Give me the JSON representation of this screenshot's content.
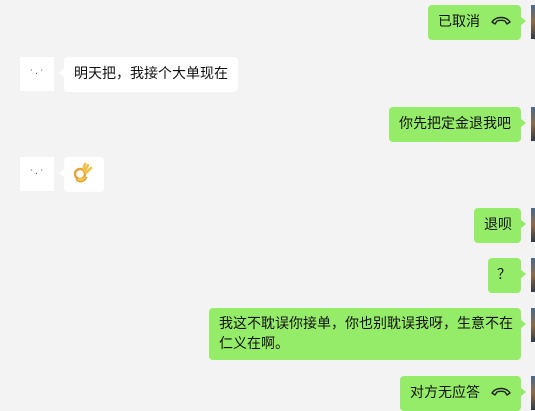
{
  "chat": {
    "messages": [
      {
        "side": "me",
        "kind": "call",
        "text": "已取消",
        "icon": "phone-hangup-icon"
      },
      {
        "side": "them",
        "kind": "text",
        "text": "明天把，我接个大单现在",
        "avatar_text": "˙·˙"
      },
      {
        "side": "me",
        "kind": "text",
        "text": "你先把定金退我吧"
      },
      {
        "side": "them",
        "kind": "emoji",
        "icon": "ok-hand-emoji-icon",
        "avatar_text": "˙·˙"
      },
      {
        "side": "me",
        "kind": "text",
        "text": "退呗"
      },
      {
        "side": "me",
        "kind": "text",
        "text": "？"
      },
      {
        "side": "me",
        "kind": "text",
        "line1": "我这不耽误你接单，你也别耽误我呀，生意不在",
        "line2": "仁义在啊。"
      },
      {
        "side": "me",
        "kind": "call",
        "text": "对方无应答",
        "icon": "phone-hangup-icon"
      }
    ]
  }
}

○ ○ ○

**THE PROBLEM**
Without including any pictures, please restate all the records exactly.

**EXERCISE RESULT**
Give me the JSON representation of this screenshot's content.
{
  "chat": {
    "messages": [
      {
        "side": "me",
        "kind": "call",
        "text": "已取消",
        "icon": "phone-hangup-icon"
      },
      {
        "side": "them",
        "kind": "text",
        "text": "明天把，我接个大单现在",
        "avatar_text": "˙·˙"
      },
      {
        "side": "me",
        "kind": "text",
        "text": "你先把定金退我吧"
      },
      {
        "side": "them",
        "kind": "emoji",
        "icon": "ok-hand-emoji-icon",
        "avatar_text": "˙·˙"
      },
      {
        "side": "me",
        "kind": "text",
        "text": "退呗"
      },
      {
        "side": "me",
        "kind": "text",
        "text": "？"
      },
      {
        "side": "me",
        "kind": "text",
        "line1": "我这不耽误你接单，你也别耽误我呀，生意不在",
        "line2": "仁义在啊。"
      },
      {
        "side": "me",
        "kind": "call",
        "text": "对方无应答",
        "icon": "phone-hangup-icon"
      }
    ]
  }
}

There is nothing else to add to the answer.